I had…. a ride with Speedy today.
It wasn’t bad, at all. But it wasn’t great either. We worked on something hard for him (alignment) and we made progress. But I had a lot more moments of “no, not that” than I like, which made it feel like not-fun.
After our warmup, Speedy was trailing his haunches to the left in both directions, and didn’t really want to bring his outside front foot around in either direction either. When we’d get some nice bend he’d fall to the inside of whatever track we were on, and I found myself wanting to pull on the outside rein to get him back over there.
Going right, we did alright getting him a little more even and bringing his left hind back in line with his body. Going left, Speedy wasn’t really sure he could realign his body. I had to do a fair bit of bumping with both legs — inside leg to ask him to bend, outside leg to keep the shoulder from bulging too much, inside leg back to push the haunches out. To almost every leg aid, Speedy responded with “are you sure I couldn’t just trot instead?” And they were pretty nice trot transitions! But sadly, a nice trot transition wasn’t what I was after.
We did get there and then it felt awesome. Nice alignment at the walk, nice alignment at the trot. We had a quick canter, a couple of really nice transitions, and I called it quits.
While I was pretty happy with how good things felt toward the end of our ride, I found myself wondering when we would get past the looooong negotiations about Speedy aligning his body (although, lawl, reading through my most recent post I can clearly see that this discussion has already shortened considerably). When would alignment be something I could just quietly correct and Speedy would be like “oh yeah, I am supposed to hold my body like that”?
After the rest of the day to marinate on this ride, I realized what progress this ride actually represented from Speedy.

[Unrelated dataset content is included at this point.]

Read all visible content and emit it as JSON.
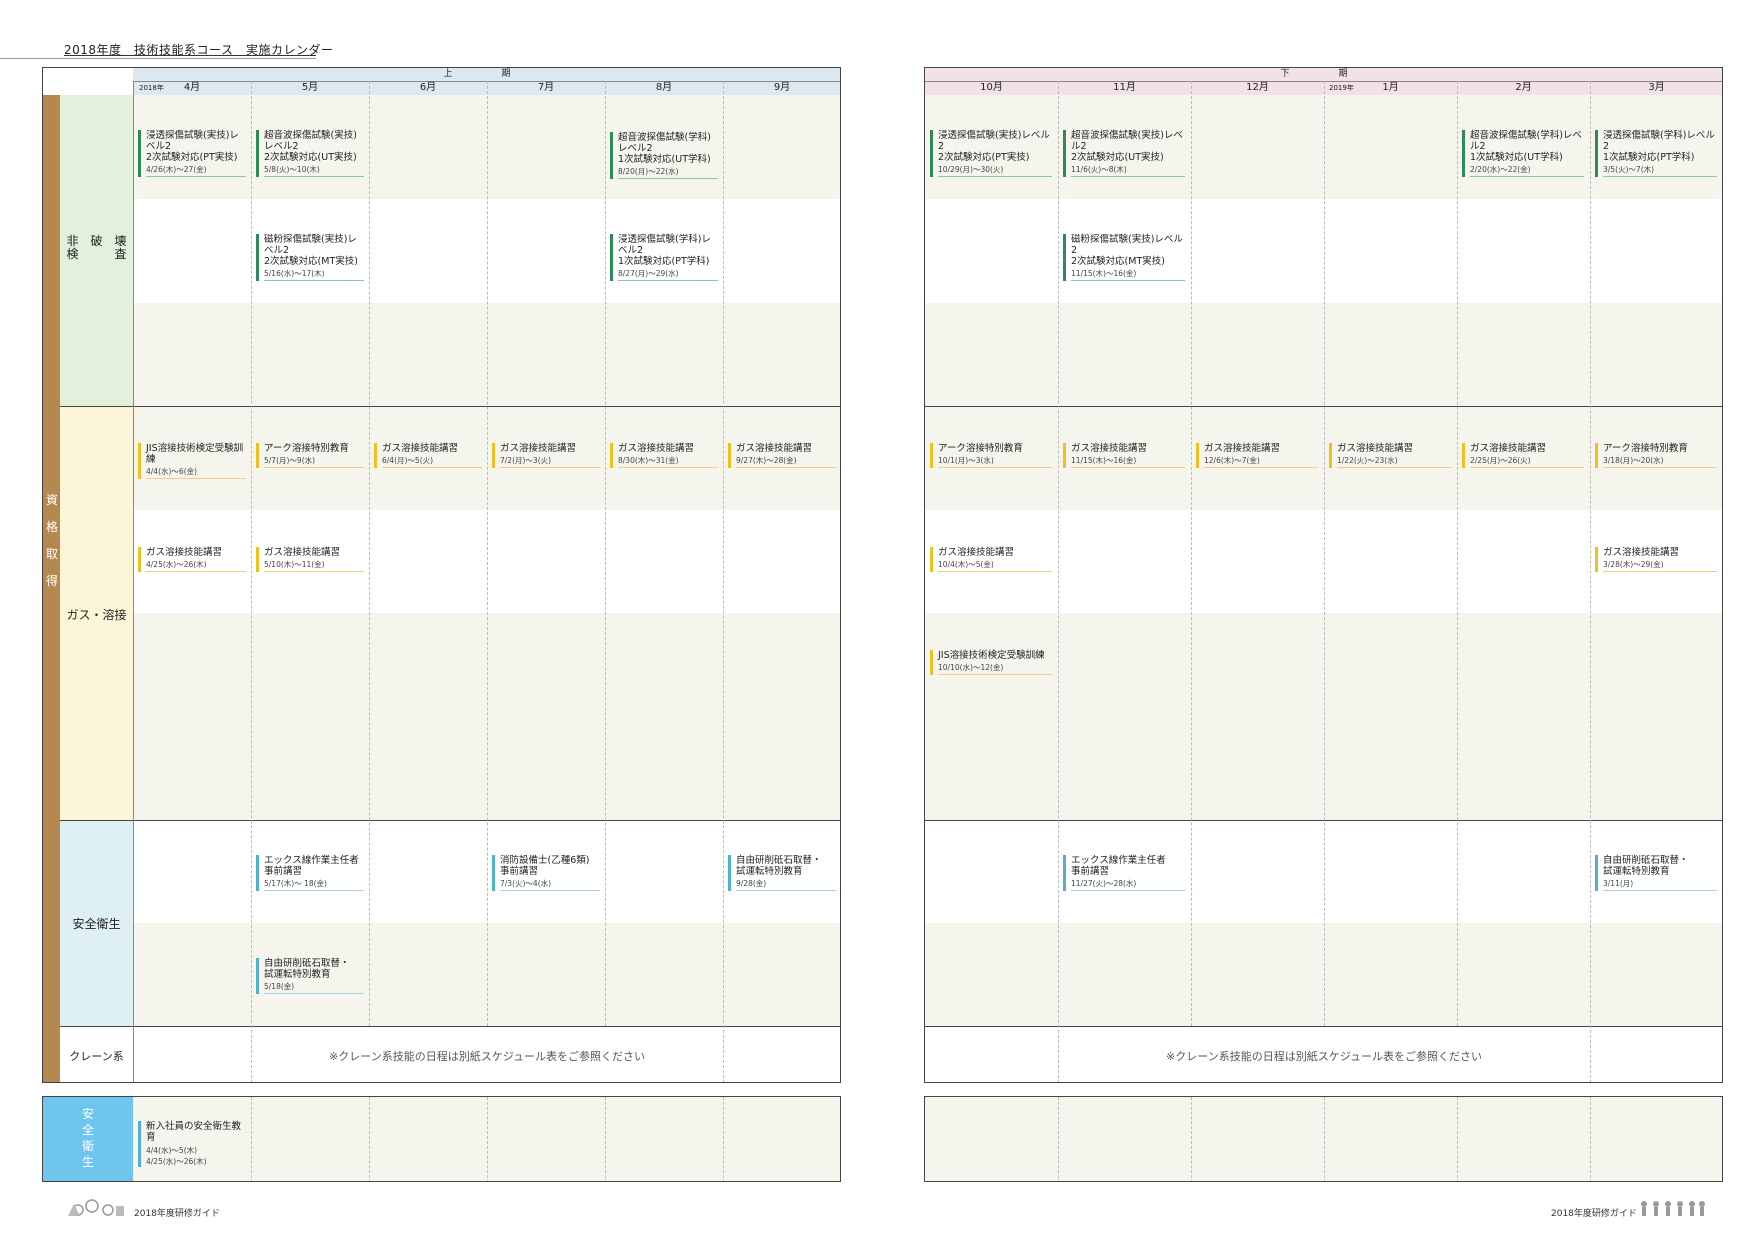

In February, I’m not sure moving his haunches independently of his shoulders was even on Speedy’s radar. (In January, we didn’t have alignment problems because Speedy was stiff as a board, hah!) In March, we did “shoulder-in” in lessons but it was a mess of us falling off the wall without any bend through Speedy’s ribcage. In April, asking Speedy to respond to my left leg and then my right leg would have sent him into a fit of nose-in-the-air-zipping. Even in August, trying to address the alignment was an invitation for a stabby, annoyed trot and bulging underneck. And just last month, if I’d asked Speedy to move his shoulders and haunches that many times but insisted he not trot, he would have puffed up against me and balked.
Sometimes I swear he fills his body with air and tones up all his muscles to literally push my aids away from his body and ignore them better. But today, he was soft. Confused, but soft. And after a little bit of insisting that he had to walk and bring his left hind under his body and not stick his right front to the ground and keep walking forward, we managed to do all of those things.
It doesn’t feel the same as progress with Murray, and it doesn’t feel the same as progress in our jump lessons or out on cross country (Murray tolerated drilling/collecting reps on something new way better than Speedy does). But it is absolutely progress, and it’s probably more important than jumping a bigger table or oxer, or coursing with more height.
And importantly for me — and I will fully admit I don’t really have a plan here just yet — is going to be how I handle this progress tomorrow in our ride. I want to avoid bullying Speedy about it, but I also want to get us both to a place where we can find that alignment again and start reinforcing that neural pathway.
You know how sometimes you’ll come up against something different or weird in a ride, and then hours or later the solution or best response to that problem smacks you right in the head (often when showering)? I’m definitely deep in one of those phases right now. It happens to me…. daily. Though this time it didn’t work out that way — this time, I got to reflect on something for hours and realize I got a pretty cool response in the moment!
So this is my note to future-Nicole to recognize those moments and remember: there was a time when Speedy couldn’t do shoulder-in and couldn’t align his body tracking left (and there was a time when Speedy couldn’t do much more than run around with his nose in the air!). But you’re probably past that now, and you’ll get past whatever seemingly insurmountable wall you’re staring up at right now too.